Paglia (2017). – Camille Paglia, Free Women, Free Men: Sex, Gender, Feminism (Edinburgh Canongate 2017).
Penrose (2016). – Water Duvall Penrose Jr, Postcolonial Amazons: Female Masculinity and Courage in Ancient Greek and Sanskrit Literature (Oxford Oxford University Press 2016).
Salmonson (1992). – Jessica Amanda Salmonson, Encyclopedia of Amazons: Women Warriors from Antiquity to the Modern Era (Doubleday New York 1992).
Salmonson(1979). – Jessica Amanda Salmonson, ed., Amazons! (New York DAW 1979).
Salmonson (1982). – Jessica Amanda Salmonson, ed., Amazons II (New York DAW 1982).
Walker (1992). – Rebecca Walker, ‘Becoming the Third Wave’, Ms Spring (1992) 39–41, available online at http://www.msmagazine.com/spring2002/BecomingThirdWaveRebeccaWalker.pdf.
Copyright (c) 2018 Amanda Potter

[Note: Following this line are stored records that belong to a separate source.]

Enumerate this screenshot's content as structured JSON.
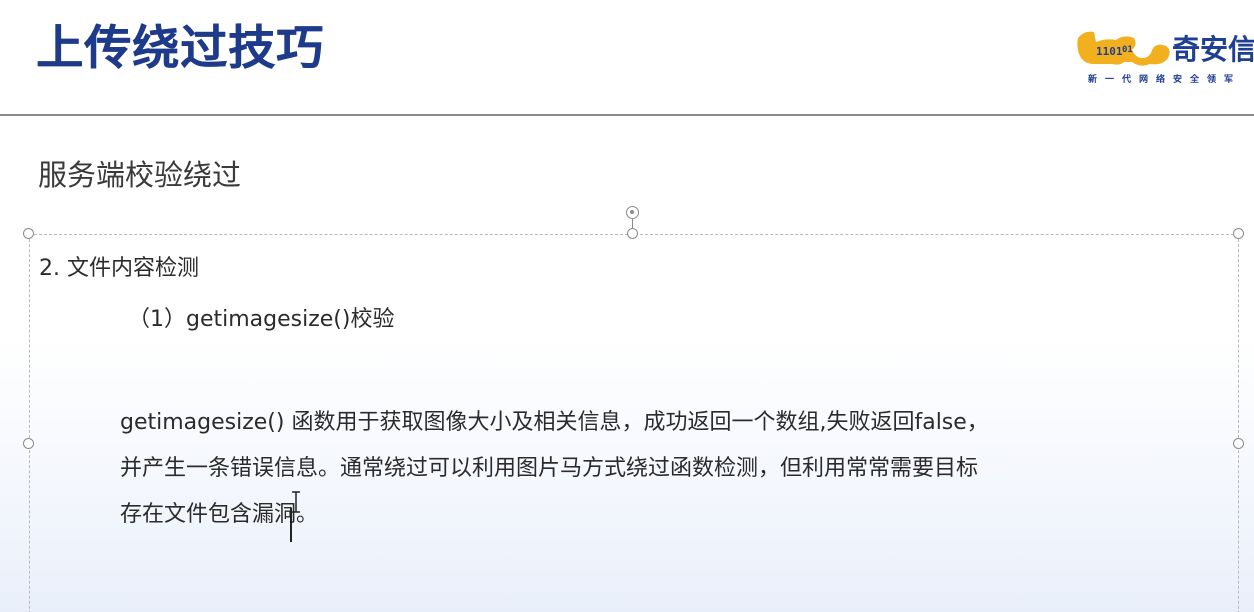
{
  "slide": {
    "title": "上传绕过技巧",
    "logo": {
      "name": "奇安信",
      "tagline": "新一代网络安全领军"
    },
    "section_heading": "服务端校验绕过",
    "content": {
      "item_number": "2. 文件内容检测",
      "subitem": "（1）getimagesize()校验",
      "paragraph_lines": [
        "getimagesize() 函数用于获取图像大小及相关信息，成功返回一个数组,失败返回false，",
        "并产生一条错误信息。通常绕过可以利用图片马方式绕过函数检测，但利用常常需要目标",
        "存在文件包含漏洞。"
      ]
    }
  },
  "colors": {
    "title": "#1e3a8a",
    "logo": "#1f3f93",
    "logo_accent": "#f2b01e",
    "body_text": "#2b2b2b",
    "heading_text": "#3a3a3a",
    "rule": "#8a8a8a",
    "selection_border": "#b9b9b9"
  }
}
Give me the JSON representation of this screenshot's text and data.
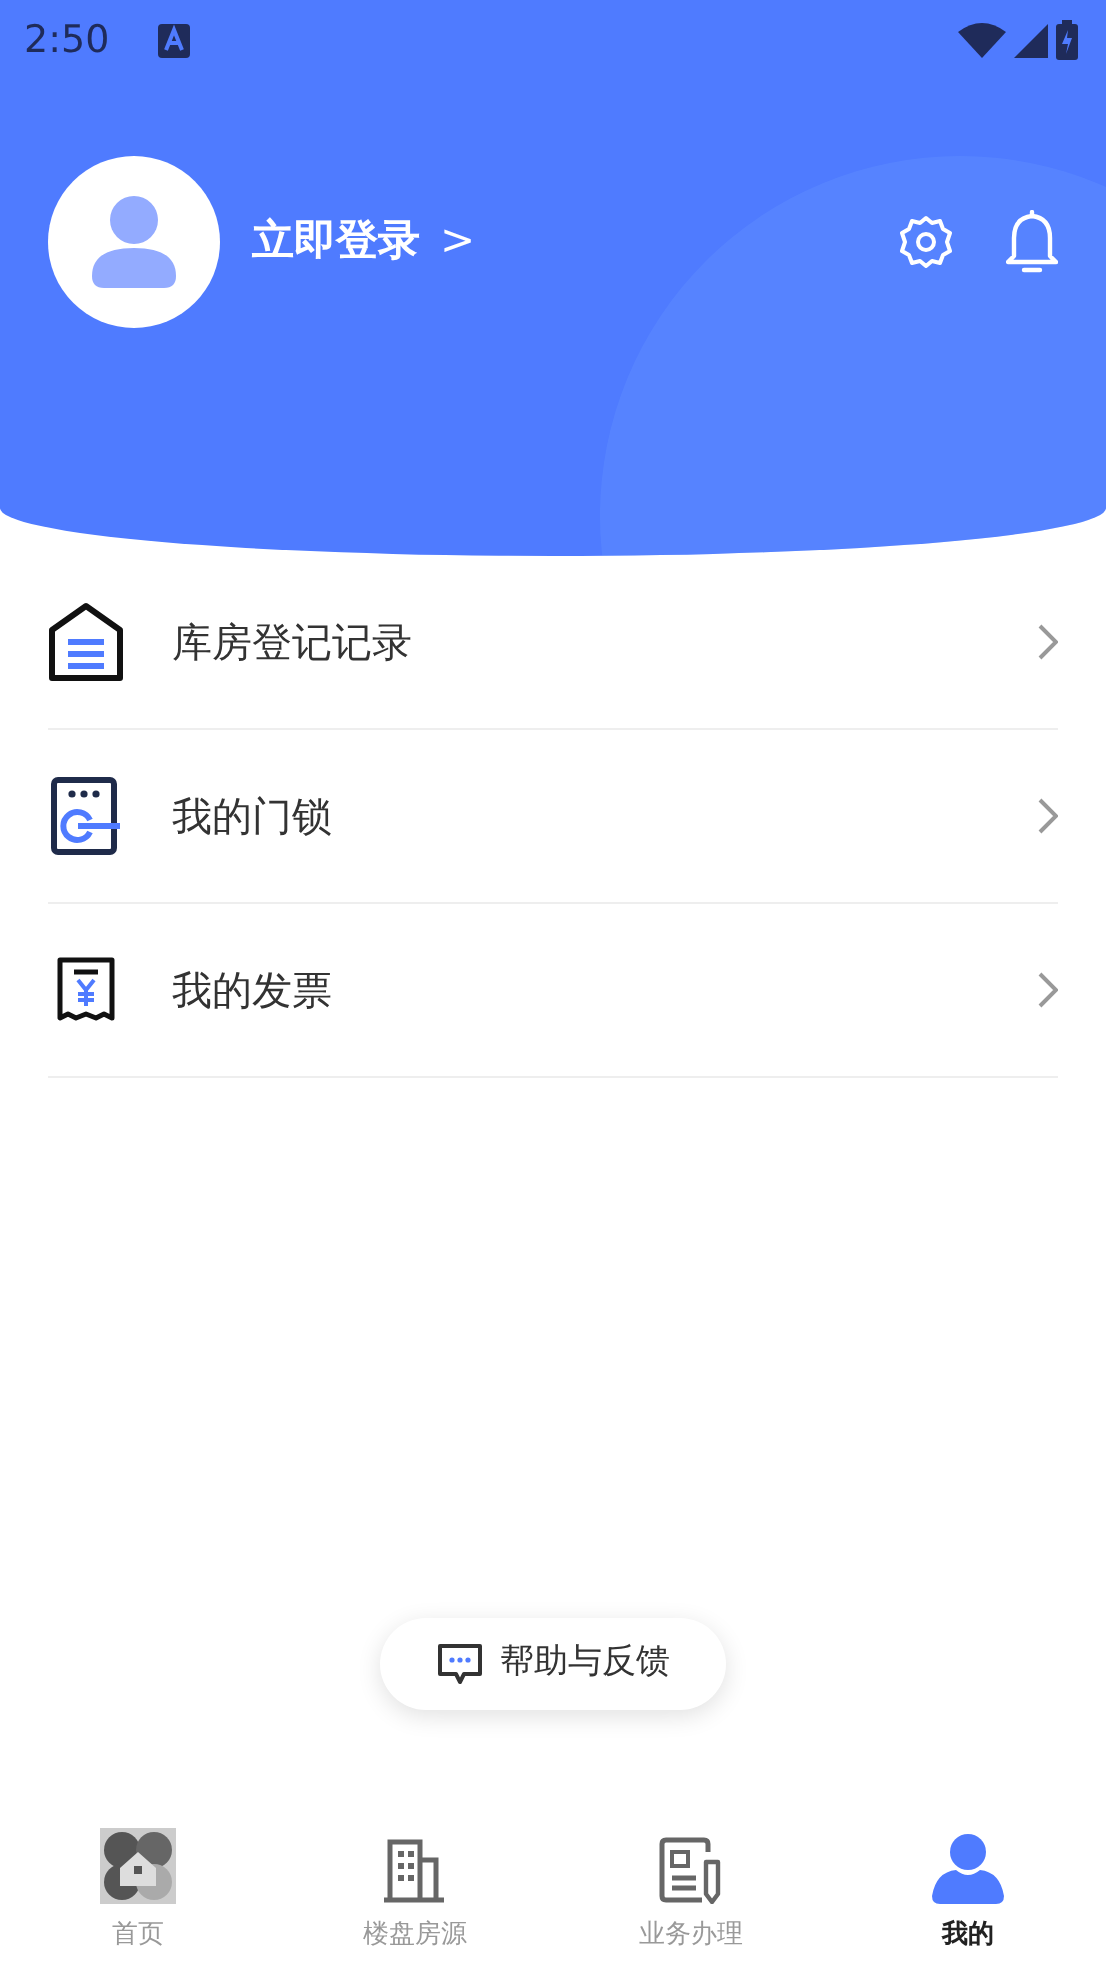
{
  "status_bar": {
    "time": "2:50"
  },
  "profile": {
    "login_label": "立即登录",
    "chevron": ">"
  },
  "menu": [
    {
      "kind": "warehouse",
      "label": "库房登记记录"
    },
    {
      "kind": "lock",
      "label": "我的门锁"
    },
    {
      "kind": "invoice",
      "label": "我的发票"
    }
  ],
  "help_button": {
    "label": "帮助与反馈"
  },
  "tabs": [
    {
      "kind": "home",
      "label": "首页",
      "selected": false
    },
    {
      "kind": "building",
      "label": "楼盘房源",
      "selected": false
    },
    {
      "kind": "business",
      "label": "业务办理",
      "selected": false
    },
    {
      "kind": "me",
      "label": "我的",
      "selected": true
    }
  ]
}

This work is licensed under a Creative Commons Attribution-NonCommercial 4.0 International License.
Authors who publish with thersites agree to the following terms:
- Publishing in thersites is free of any charges.
- Authors retain copyright and grant the journal right of first publication.
- Users are allowed to read, download, copy, distribute, print, search, or link to the full texts of the articles, or use them for any other lawful purpose, without asking prior permission from the publisher or the author, so long as the original work is properly cited and is not used for commercial purposes. The journal is published under the Creative Commons Attribution 4.0 International License. More information about this license is available at https://creativecommons.org/licenses/by/4.0/.
- Authors are able to enter into separate, additional contractual arrangements for the non-exclusive distribution of the journal's published version of the work (e.g., post it to an institutional repository or publish it in a book), with an acknowledgement of its initial publication in this journal.
- Authors are permitted and encouraged to post their work online (e.g., in institutional repositories or on their website) as it can lead to productive exchanges, as well as earlier and greater citation of published work (See The Effect of Open Access).